(4 / 5)
Down in the sub-terrain of The Vaults, we are transported for one hour to the Bible belt of America, to hear several peoples stories.
A very basic set – we enter to a small group singing harmonic Christian music on a small stage, titled by a large fluorescent cross above their heads. Our seating is set out just like a church – wooden, uncomfortable pews instantly implementing us into the whole church-like atmosphere.
Our performers range in backgrounds – a normal looking business man whom we can imagine with a white picket fence, wife and kids in the suburbs, a sister duo who are very close, housewives with working husbands and young children, a young man in an orange jumpsuit who is in prison for his crimes and finally our main songstress, a soulful lady who we also get the feeling of her presence being in a councillor/priest type role.
Each story is delivered by these people – starting out with a normal tale, which slowly becomes more serious, more emotional and more negative. Two of the three stories present tales of abuse, and the other of an accidental event. However they all have a common link – God.
This basic and very powerful production, set in a Church, sets out to contradict and challenge the Christian belief in the eyes of the abused, the hurt and the unjustified. Somehow they either come back to God despite these awful events, or are being made to repent when they pointedly ask the main question of – why should I when he has let this happen to me? They show just how the ideal of Christianity hides these issues and gives a false sense of security when one doesn’t know where to go.

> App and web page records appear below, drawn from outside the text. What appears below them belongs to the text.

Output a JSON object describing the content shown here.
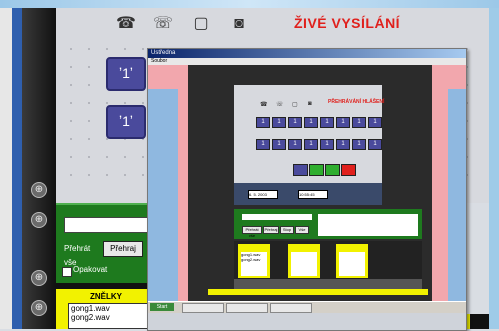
{
  "header": {
    "live_title": "ŽIVÉ VYSÍLÁNÍ"
  },
  "top_icons": [
    "phone-icon",
    "telephone-icon",
    "monitor-icon",
    "speaker-icon"
  ],
  "phone_buttons": [
    "ʼ1ʼ",
    "ʼ1ʼ"
  ],
  "player": {
    "prehrat_label": "Přehrát vše",
    "prehraj_label": "Přehraj",
    "opakovat_label": "Opakovat"
  },
  "zvonky": {
    "title": "ZNĚLKY",
    "files": [
      "gong1.wav",
      "gong2.wav"
    ]
  },
  "inner_window": {
    "title": "Ústředna",
    "menu": "Soubor",
    "live_title": "PŘEHRÁVÁNÍ HLÁŠENÍ",
    "date": "6. 5. 2003",
    "time": "10:55:45",
    "buttons": [
      "Přehrát vše",
      "Přehraj",
      "Stop",
      "Vše"
    ],
    "lists": [
      [
        "gong1.wav",
        "gong2.wav"
      ],
      [],
      []
    ],
    "start_label": "Start"
  },
  "colors": {
    "live_red": "#e0201c",
    "yellow": "#f2f200",
    "green": "#1e7a1e",
    "pink": "#f2a7ad",
    "blue_button": "#4a4a9c"
  }
}
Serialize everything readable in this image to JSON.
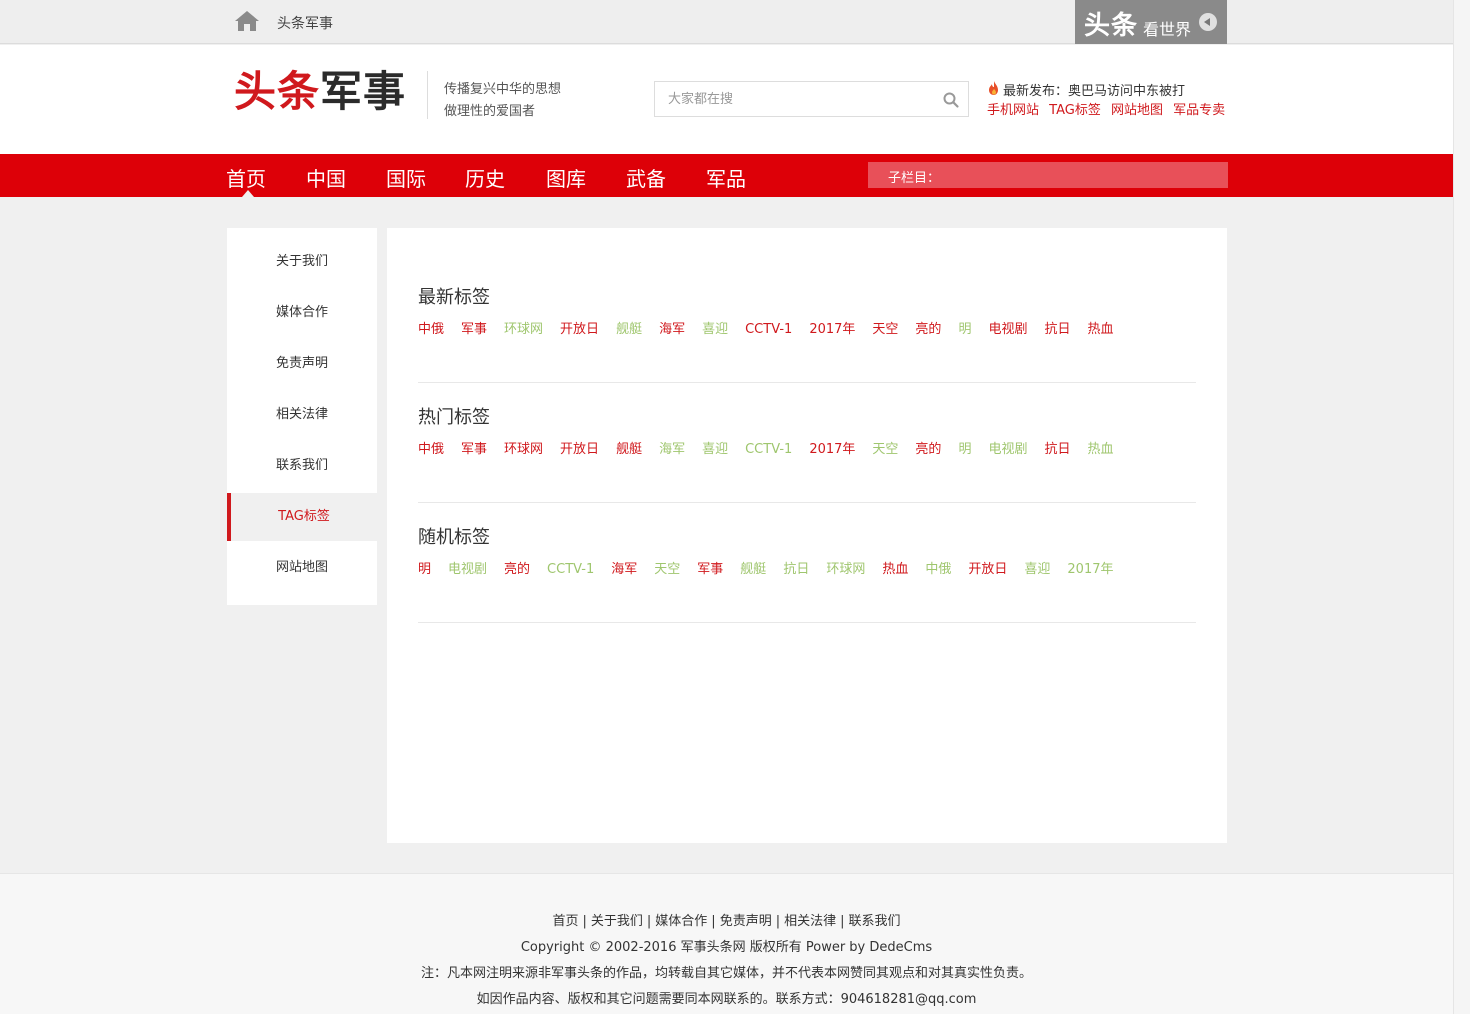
{
  "topbar": {
    "site_name": "头条军事",
    "promo_big": "头条",
    "promo_small": "看世界"
  },
  "header": {
    "logo_part1": "头条",
    "logo_part2": "军事",
    "slogan_line1": "传播复兴中华的思想",
    "slogan_line2": "做理性的爱国者",
    "search_placeholder": "大家都在搜",
    "latest_prefix": "最新发布：奥巴马访问中东被打",
    "quick_links": [
      "手机网站",
      "TAG标签",
      "网站地图",
      "军品专卖"
    ]
  },
  "nav": {
    "items": [
      "首页",
      "中国",
      "国际",
      "历史",
      "图库",
      "武备",
      "军品"
    ],
    "subcolumn_label": "子栏目："
  },
  "sidebar": {
    "items": [
      "关于我们",
      "媒体合作",
      "免责声明",
      "相关法律",
      "联系我们",
      "TAG标签",
      "网站地图"
    ],
    "active_index": 5
  },
  "colors": {
    "accent_red": "#d0191d",
    "nav_red": "#dd0008",
    "tag_red": "#d0191d",
    "tag_green": "#9fc66e"
  },
  "sections": [
    {
      "title": "最新标签",
      "tags": [
        {
          "text": "中俄",
          "color": "red"
        },
        {
          "text": "军事",
          "color": "red"
        },
        {
          "text": "环球网",
          "color": "green"
        },
        {
          "text": "开放日",
          "color": "red"
        },
        {
          "text": "舰艇",
          "color": "green"
        },
        {
          "text": "海军",
          "color": "red"
        },
        {
          "text": "喜迎",
          "color": "green"
        },
        {
          "text": "CCTV-1",
          "color": "red"
        },
        {
          "text": "2017年",
          "color": "red"
        },
        {
          "text": "天空",
          "color": "red"
        },
        {
          "text": "亮的",
          "color": "red"
        },
        {
          "text": "明",
          "color": "green"
        },
        {
          "text": "电视剧",
          "color": "red"
        },
        {
          "text": "抗日",
          "color": "red"
        },
        {
          "text": "热血",
          "color": "red"
        }
      ]
    },
    {
      "title": "热门标签",
      "tags": [
        {
          "text": "中俄",
          "color": "red"
        },
        {
          "text": "军事",
          "color": "red"
        },
        {
          "text": "环球网",
          "color": "red"
        },
        {
          "text": "开放日",
          "color": "red"
        },
        {
          "text": "舰艇",
          "color": "red"
        },
        {
          "text": "海军",
          "color": "green"
        },
        {
          "text": "喜迎",
          "color": "green"
        },
        {
          "text": "CCTV-1",
          "color": "green"
        },
        {
          "text": "2017年",
          "color": "red"
        },
        {
          "text": "天空",
          "color": "green"
        },
        {
          "text": "亮的",
          "color": "red"
        },
        {
          "text": "明",
          "color": "green"
        },
        {
          "text": "电视剧",
          "color": "green"
        },
        {
          "text": "抗日",
          "color": "red"
        },
        {
          "text": "热血",
          "color": "green"
        }
      ]
    },
    {
      "title": "随机标签",
      "tags": [
        {
          "text": "明",
          "color": "red"
        },
        {
          "text": "电视剧",
          "color": "green"
        },
        {
          "text": "亮的",
          "color": "red"
        },
        {
          "text": "CCTV-1",
          "color": "green"
        },
        {
          "text": "海军",
          "color": "red"
        },
        {
          "text": "天空",
          "color": "green"
        },
        {
          "text": "军事",
          "color": "red"
        },
        {
          "text": "舰艇",
          "color": "green"
        },
        {
          "text": "抗日",
          "color": "green"
        },
        {
          "text": "环球网",
          "color": "green"
        },
        {
          "text": "热血",
          "color": "red"
        },
        {
          "text": "中俄",
          "color": "green"
        },
        {
          "text": "开放日",
          "color": "red"
        },
        {
          "text": "喜迎",
          "color": "green"
        },
        {
          "text": "2017年",
          "color": "green"
        }
      ]
    }
  ],
  "footer": {
    "links": [
      "首页",
      "关于我们",
      "媒体合作",
      "免责声明",
      "相关法律",
      "联系我们"
    ],
    "copyright": "Copyright © 2002-2016 军事头条网 版权所有 Power by DedeCms",
    "note": "注：凡本网注明来源非军事头条的作品，均转载自其它媒体，并不代表本网赞同其观点和对其真实性负责。",
    "contact": "如因作品内容、版权和其它问题需要同本网联系的。联系方式：904618281@qq.com"
  }
}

The performers themselves are so invested in their stories that it’s hard to believe that such terrible stories are a work of fiction. While totally plausible and most probably similar to many true tales, the way they present them is so emotional, expressed in their trembling voices, their tearful eyes, their stiff and shaking bodies. And of course, by cleverly presenting the stories from positive view before quickly deteriorating, we are thrown into constant shock at how detailed and truthful these tales are being presented. For performers to do this so easily, with perfect accents and to make us feel a roller coaster of emotions is a triumph.
Of course one cannot write a review and not mention the music. There is no organ, or pre-recorded music but pure acapella which helps with the atmosphere but also push the essence of escapism through religion. Once a story is told, the songstress addresses it vocally and we see the performers comforted. As if their story suddenly does not matter because they have God.
No frills, no fancy sets or lights, The Testament presents stories of turmoil in an honest and raw way, while challenging religion without the obvious finger pointing.
Written by Tristan Bernays
Presented by Old Sole Theatre Company
Directed by Lucy Jane Atkinson